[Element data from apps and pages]
-------------------------

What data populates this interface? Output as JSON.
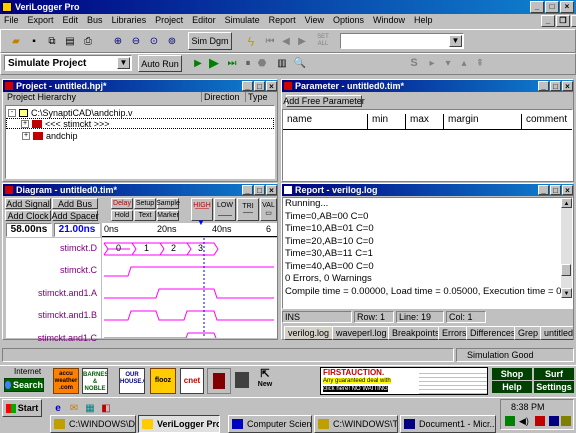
{
  "app": {
    "title": "VeriLogger Pro"
  },
  "menu": [
    "File",
    "Export",
    "Edit",
    "Bus",
    "Libraries",
    "Project",
    "Editor",
    "Simulate",
    "Report",
    "View",
    "Options",
    "Window",
    "Help"
  ],
  "toolbar": {
    "sim_dgm": "Sim Dgm",
    "set_all": "SET ALL",
    "project_mode": "Simulate Project",
    "auto_run": "Auto Run"
  },
  "project": {
    "title": "Project - untitled.hpj*",
    "col_hierarchy": "Project Hierarchy",
    "col_direction": "Direction",
    "col_type": "Type",
    "rows": [
      "C:\\SynaptiCAD\\andchip.v",
      "<<< stimckt >>>",
      "andchip"
    ]
  },
  "parameter": {
    "title": "Parameter - untitled0.tim*",
    "add_button": "Add Free Parameter",
    "columns": [
      "name",
      "min",
      "max",
      "margin",
      "comment"
    ]
  },
  "diagram": {
    "title": "Diagram - untitled0.tim*",
    "buttons": [
      "Add Signal",
      "Add Bus",
      "Add Clock",
      "Add Spacer"
    ],
    "red_buttons": [
      "Delay",
      "Setup",
      "Sample",
      "Hold",
      "Text",
      "Marker"
    ],
    "state_buttons": [
      "HIGH",
      "LOW",
      "TRI",
      "VAL"
    ],
    "time_left": "58.00ns",
    "time_right": "21.00ns",
    "ticks": [
      "0ns",
      "20ns",
      "40ns",
      "6"
    ],
    "signals": [
      "stimckt.D",
      "stimckt.C",
      "stimckt.and1.A",
      "stimckt.and1.B",
      "stimckt.and1.C"
    ],
    "bus_values": [
      "0",
      "1",
      "2",
      "3"
    ]
  },
  "report": {
    "title": "Report - verilog.log",
    "lines": [
      "Running...",
      "Time=0,AB=00 C=0",
      "Time=10,AB=01 C=0",
      "Time=20,AB=10 C=0",
      "Time=30,AB=11 C=1",
      "Time=40,AB=00 C=0",
      "0 Errors, 0 Warnings",
      "Compile time = 0.00000, Load time = 0.05000, Execution time = 0."
    ],
    "status": {
      "mode": "INS",
      "row": "Row: 1",
      "line": "Line: 19",
      "col": "Col: 1"
    },
    "tabs": [
      "verilog.log",
      "waveperl.log",
      "Breakpoints",
      "Errors",
      "Differences",
      "Grep",
      "untitled"
    ]
  },
  "statusbar": {
    "text": "Simulation Good"
  },
  "quicklaunch": {
    "internet_label": "Internet",
    "search": "Search",
    "new_label": "New",
    "shop": "Shop",
    "surf": "Surf",
    "help": "Help",
    "settings": "Settings",
    "ad1": "FIRSTAUCTION.",
    "ad2": "Any guaranteed deal with",
    "ad3": "click here! NO WAITING",
    "accu": "accu weather .com",
    "barnes": "BARNES & NOBLE",
    "ourhouse": "OUR HOUSE.COM",
    "flooz": "flooz",
    "cnet": "cnet"
  },
  "taskbar": {
    "start": "Start",
    "clock": "8:38 PM",
    "tasks": [
      "C:\\WINDOWS\\D...",
      "VeriLogger Pro",
      "Computer Science...",
      "C:\\WINDOWS\\T...",
      "Document1 - Micr..."
    ]
  },
  "colors": {
    "title_start": "#000080",
    "title_end": "#1084d0",
    "signal_label": "#800080",
    "waveform": "#ff00ff",
    "time_display": "#0000ff"
  }
}
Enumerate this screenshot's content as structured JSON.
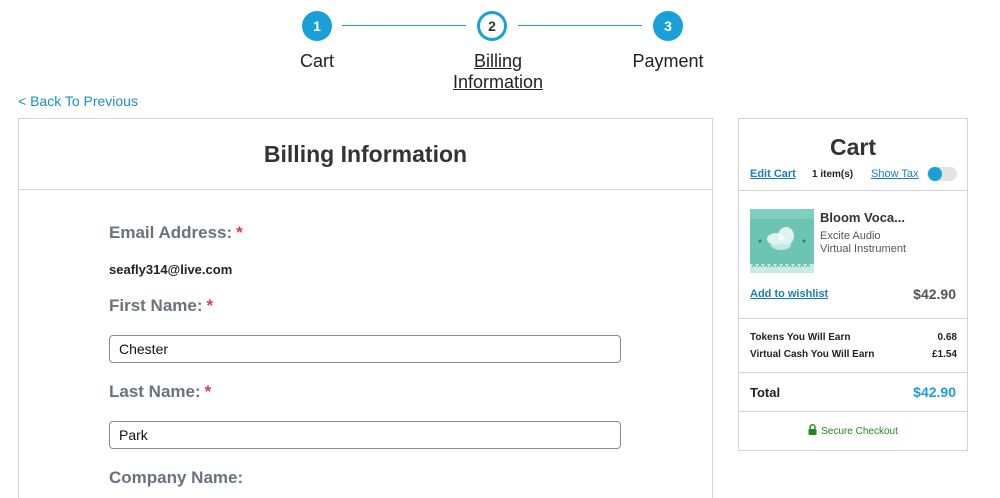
{
  "stepper": {
    "steps": [
      {
        "number": "1",
        "label": "Cart"
      },
      {
        "number": "2",
        "label_line1": "Billing",
        "label_line2": "Information"
      },
      {
        "number": "3",
        "label": "Payment"
      }
    ]
  },
  "nav": {
    "back_label": "< Back To Previous"
  },
  "billing": {
    "title": "Billing Information",
    "email_label": "Email Address:",
    "email_value": "seafly314@live.com",
    "first_name_label": "First Name:",
    "first_name_value": "Chester",
    "last_name_label": "Last Name:",
    "last_name_value": "Park",
    "company_label": "Company Name:",
    "required_mark": "*"
  },
  "cart": {
    "title": "Cart",
    "edit_label": "Edit Cart",
    "item_count": "1 item(s)",
    "show_tax_label": "Show Tax",
    "item": {
      "name": "Bloom Voca...",
      "brand": "Excite Audio",
      "type": "Virtual Instrument",
      "wishlist_label": "Add to wishlist",
      "price": "$42.90"
    },
    "tokens_label": "Tokens You Will Earn",
    "tokens_value": "0.68",
    "vcash_label": "Virtual Cash You Will Earn",
    "vcash_value": "£1.54",
    "total_label": "Total",
    "total_value": "$42.90",
    "secure_label": "Secure Checkout"
  },
  "colors": {
    "accent": "#1aa0d8",
    "link": "#1a7fb5",
    "required": "#e0364b",
    "secure": "#1e8a1e"
  },
  "icons": {
    "secure": "lock-icon",
    "toggle": "toggle-switch"
  }
}
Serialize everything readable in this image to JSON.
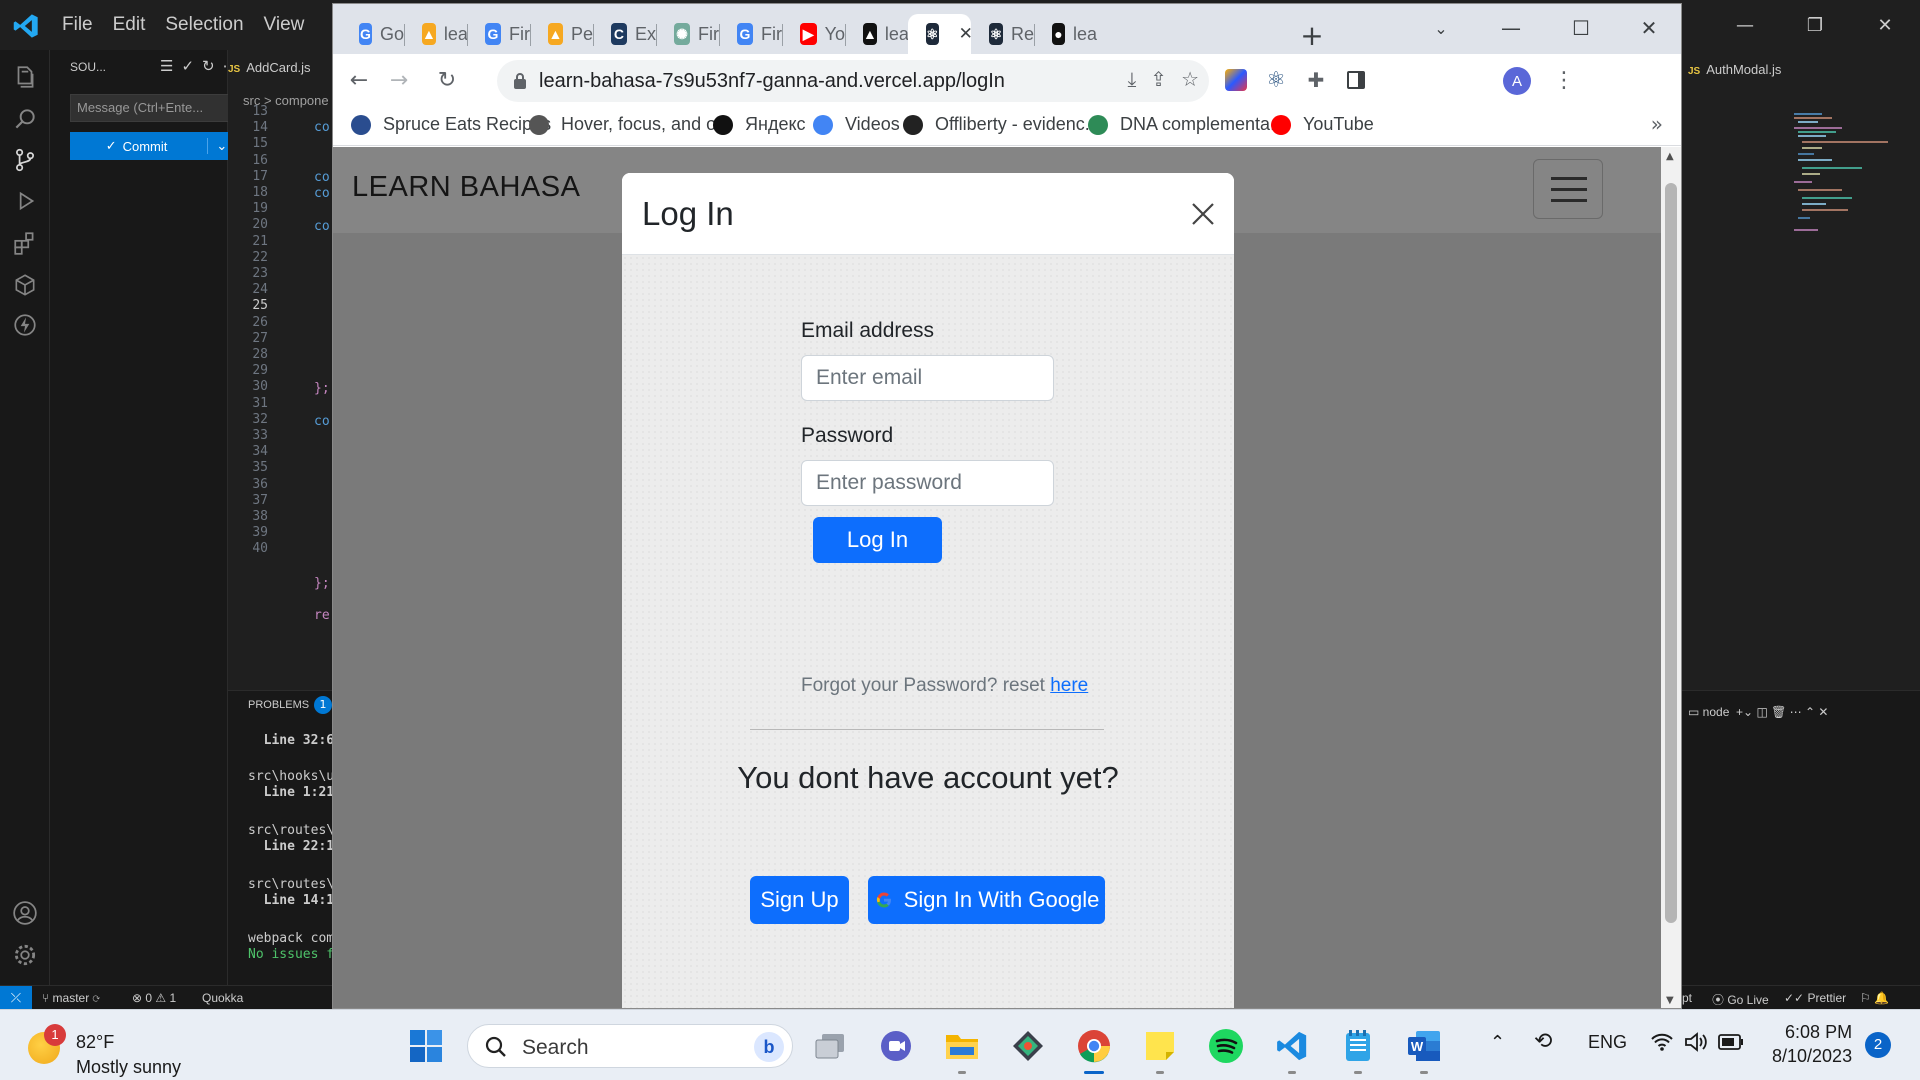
{
  "vscode": {
    "menu": [
      "File",
      "Edit",
      "Selection",
      "View"
    ],
    "sidebar": {
      "title": "SOU...",
      "message_placeholder": "Message (Ctrl+Ente...",
      "commit_label": "Commit"
    },
    "editor_tab": "AddCard.js",
    "breadcrumb": "src > compone",
    "line_numbers": [
      "13",
      "14",
      "15",
      "16",
      "17",
      "18",
      "19",
      "20",
      "21",
      "22",
      "23",
      "24",
      "25",
      "26",
      "27",
      "28",
      "29",
      "30",
      "31",
      "32",
      "33",
      "34",
      "35",
      "36",
      "37",
      "38",
      "39",
      "40"
    ],
    "active_line": "25",
    "code_fragments": {
      "l13": "co",
      "l15": "co",
      "l16": "co",
      "l18": "co",
      "l26": "};",
      "l28": "co",
      "l38": "};",
      "l40": "re"
    },
    "panel": {
      "tab": "PROBLEMS",
      "badge": "1",
      "lines": [
        "  Line 32:6",
        "src\\hooks\\u",
        "  Line 1:21",
        "src\\routes\\",
        "  Line 22:1",
        "src\\routes\\",
        "  Line 14:1",
        "webpack com",
        "No issues f"
      ]
    },
    "right_tab": "AuthModal.js",
    "right_panel_label": "node",
    "status": {
      "branch": "master",
      "problems": "⊗ 0 ⚠ 1",
      "quokka": "Quokka",
      "right1": "pt",
      "golive": "Go Live",
      "prettier": "Prettier"
    }
  },
  "browser": {
    "tabs": [
      {
        "label": "Go",
        "icon": "google-translate-icon",
        "color": "#4285f4",
        "glyph": "G"
      },
      {
        "label": "lea",
        "icon": "firebase-icon",
        "color": "#f6a821",
        "glyph": "▲"
      },
      {
        "label": "Fir",
        "icon": "google-icon",
        "color": "#4285f4",
        "glyph": "G"
      },
      {
        "label": "Pe",
        "icon": "firebase-icon",
        "color": "#f6a821",
        "glyph": "▲"
      },
      {
        "label": "Ex",
        "icon": "codepen-icon",
        "color": "#1e3a5f",
        "glyph": "C"
      },
      {
        "label": "Fir",
        "icon": "chatgpt-icon",
        "color": "#74aa9c",
        "glyph": "✺"
      },
      {
        "label": "Fir",
        "icon": "google-icon",
        "color": "#4285f4",
        "glyph": "G"
      },
      {
        "label": "Yo",
        "icon": "youtube-icon",
        "color": "#ff0000",
        "glyph": "▶"
      },
      {
        "label": "lea",
        "icon": "vercel-icon",
        "color": "#111111",
        "glyph": "▲"
      },
      {
        "label": "",
        "icon": "react-icon",
        "color": "#1e2a3a",
        "glyph": "⚛"
      },
      {
        "label": "Re",
        "icon": "react-icon",
        "color": "#1e2a3a",
        "glyph": "⚛"
      },
      {
        "label": "lea",
        "icon": "github-icon",
        "color": "#111111",
        "glyph": "●"
      }
    ],
    "url": "learn-bahasa-7s9u53nf7-ganna-and.vercel.app/logIn",
    "profile_initial": "A",
    "bookmarks": [
      {
        "label": "Spruce Eats Recipes",
        "icon": "spruce-eats-icon",
        "color": "#2a4d8f"
      },
      {
        "label": "Hover, focus, and o...",
        "icon": "globe-icon",
        "color": "#555555"
      },
      {
        "label": "Яндекс",
        "icon": "yandex-icon",
        "color": "#111111"
      },
      {
        "label": "Videos",
        "icon": "google-icon",
        "color": "#4285f4"
      },
      {
        "label": "Offliberty - evidenc...",
        "icon": "power-icon",
        "color": "#222222"
      },
      {
        "label": "DNA complementa...",
        "icon": "dna-icon",
        "color": "#2e8b57"
      },
      {
        "label": "YouTube",
        "icon": "youtube-icon",
        "color": "#ff0000"
      }
    ]
  },
  "page": {
    "brand": "LEARN BAHASA",
    "modal": {
      "title": "Log In",
      "email_label": "Email address",
      "email_placeholder": "Enter email",
      "password_label": "Password",
      "password_placeholder": "Enter password",
      "login_button": "Log In",
      "forgot_text": "Forgot your Password? reset ",
      "forgot_link": "here",
      "no_account_heading": "You dont have account yet?",
      "signup_button": "Sign Up",
      "google_button": "Sign In With Google"
    },
    "colors": {
      "primary": "#0d6efd",
      "backdrop": "#7a7a7a"
    }
  },
  "taskbar": {
    "weather_badge": "1",
    "temperature": "82°F",
    "condition": "Mostly sunny",
    "search_label": "Search",
    "language": "ENG",
    "time": "6:08 PM",
    "date": "8/10/2023",
    "notification_count": "2"
  }
}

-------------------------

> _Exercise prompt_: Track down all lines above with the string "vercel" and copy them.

> _Written response_:
        "icon": "vercel-icon",
    "url": "learn-bahasa-7s9u53nf7-ganna-and.vercel.app/logIn",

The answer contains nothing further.